This digital exhibit is designed to complement The Lives of Dalhousie University Volume One, 1818-1925: Lord Dalhousie's College by Peter B. Waite. You can find the complete book online at https://digitaleditions.library.dal.ca/livesofdalv1/ or in DalSpace.
To explore Dalhousie's history after 1925, visit the second part of this exhibit: The Lives of Dalhousie University Volume Two, 1925-1980: The Old College Transformed.
The idea to create a digital exhibit based on the The Lives of Dalhousie University originated with plans to celebrate Dalhousie's 200th anniversary in 2018. The timing of this exhibit is intended to coincide with those celebrations. The purpose of the exhibit is to provide greater access to content from the original print volumes. In some cases, we highlight individuals and events that are covered in the book, while in other cases we focus on topics that are either alluded to in the original or simply related in a tangential way. Our intention is to take advantage of an exhibiting format to provide greater visual access to Dalhousie’s rich and colourful past. Ultimately, our goal is to provide insight into the lives of Dalhousians over the last 200 years.
The Lives of Dalhousie University was written by Peter B. Waite, Dalhousie’s historian, from 1986-1992. The two-volume book chronicles Dalhousie’s history from Lord Dalhousie’s arrival in Nova Scotia in 1816 to the end of Henry Hicks’ presidency in 1980. Waite relied heavily on collections at the Dalhousie University Archives, the Nova Scotia Archives, and other institutions for his research. It is hoped that this exhibit will showcase some of the archival material that informed Waite’s research, as well as other material held at the Dalhousie University Archives that will supplement the book.

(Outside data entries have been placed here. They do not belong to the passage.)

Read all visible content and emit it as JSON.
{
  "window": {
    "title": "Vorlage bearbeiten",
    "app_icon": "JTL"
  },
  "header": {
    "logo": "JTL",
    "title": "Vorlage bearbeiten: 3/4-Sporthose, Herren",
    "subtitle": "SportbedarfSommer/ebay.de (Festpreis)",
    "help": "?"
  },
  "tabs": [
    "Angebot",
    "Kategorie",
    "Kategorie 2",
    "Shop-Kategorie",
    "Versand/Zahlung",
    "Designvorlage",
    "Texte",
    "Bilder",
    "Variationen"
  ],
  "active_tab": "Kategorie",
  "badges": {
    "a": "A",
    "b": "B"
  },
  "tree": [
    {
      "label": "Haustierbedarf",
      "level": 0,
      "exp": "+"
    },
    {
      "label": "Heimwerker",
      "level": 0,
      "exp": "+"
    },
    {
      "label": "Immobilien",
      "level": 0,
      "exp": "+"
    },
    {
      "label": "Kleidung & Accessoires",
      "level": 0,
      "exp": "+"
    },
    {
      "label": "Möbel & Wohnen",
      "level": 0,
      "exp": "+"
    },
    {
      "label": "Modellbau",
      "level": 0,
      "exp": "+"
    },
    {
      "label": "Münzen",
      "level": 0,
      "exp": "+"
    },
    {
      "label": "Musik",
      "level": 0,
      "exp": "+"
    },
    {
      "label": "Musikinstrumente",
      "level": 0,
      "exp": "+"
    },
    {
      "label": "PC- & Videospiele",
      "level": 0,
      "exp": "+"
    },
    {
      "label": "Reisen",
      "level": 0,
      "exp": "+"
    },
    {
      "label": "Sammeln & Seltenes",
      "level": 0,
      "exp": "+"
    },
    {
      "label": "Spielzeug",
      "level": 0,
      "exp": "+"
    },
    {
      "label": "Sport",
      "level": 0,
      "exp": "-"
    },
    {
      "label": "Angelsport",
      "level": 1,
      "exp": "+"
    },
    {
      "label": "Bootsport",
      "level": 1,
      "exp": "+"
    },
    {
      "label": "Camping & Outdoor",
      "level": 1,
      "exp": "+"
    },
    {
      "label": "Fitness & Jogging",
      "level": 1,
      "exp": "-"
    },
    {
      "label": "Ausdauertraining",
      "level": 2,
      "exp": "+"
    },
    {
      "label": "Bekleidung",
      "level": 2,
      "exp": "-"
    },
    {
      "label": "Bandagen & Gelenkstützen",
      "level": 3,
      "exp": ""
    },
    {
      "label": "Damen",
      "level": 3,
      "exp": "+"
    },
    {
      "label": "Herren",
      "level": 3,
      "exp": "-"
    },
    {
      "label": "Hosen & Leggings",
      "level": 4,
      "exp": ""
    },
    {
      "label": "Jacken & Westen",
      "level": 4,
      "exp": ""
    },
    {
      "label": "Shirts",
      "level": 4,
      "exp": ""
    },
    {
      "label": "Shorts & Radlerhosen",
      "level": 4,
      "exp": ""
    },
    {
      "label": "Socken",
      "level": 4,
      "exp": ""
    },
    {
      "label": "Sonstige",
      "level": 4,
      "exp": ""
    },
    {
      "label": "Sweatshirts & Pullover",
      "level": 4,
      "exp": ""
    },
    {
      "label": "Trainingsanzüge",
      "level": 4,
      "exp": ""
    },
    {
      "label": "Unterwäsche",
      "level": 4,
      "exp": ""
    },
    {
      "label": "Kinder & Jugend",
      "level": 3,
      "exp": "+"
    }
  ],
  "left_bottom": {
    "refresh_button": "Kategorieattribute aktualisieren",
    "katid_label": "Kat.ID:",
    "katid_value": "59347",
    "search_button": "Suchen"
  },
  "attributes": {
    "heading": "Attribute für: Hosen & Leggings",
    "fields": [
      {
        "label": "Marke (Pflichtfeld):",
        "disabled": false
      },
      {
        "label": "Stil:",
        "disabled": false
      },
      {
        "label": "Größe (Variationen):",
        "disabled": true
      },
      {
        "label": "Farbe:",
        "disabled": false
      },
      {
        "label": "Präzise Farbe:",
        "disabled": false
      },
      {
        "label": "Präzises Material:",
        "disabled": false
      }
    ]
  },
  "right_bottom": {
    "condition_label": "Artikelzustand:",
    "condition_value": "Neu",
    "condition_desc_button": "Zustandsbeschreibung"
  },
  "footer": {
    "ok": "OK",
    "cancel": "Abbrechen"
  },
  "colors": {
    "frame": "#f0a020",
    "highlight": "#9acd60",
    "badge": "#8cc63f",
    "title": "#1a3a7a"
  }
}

Every chapter from the original text is represented as a menu item in the exhibit. In each case we offer an excerpt from that chapter, with a link to the full text. The secondary menu items under each chapter are the core of the exhibit. They provide additional background material on topics that are important to Dalhousie’s history. Each topic has been illustrated with material from the Dalhousie University Archives, which has all been digitized and is available via the Archives finding aid or Dalspace.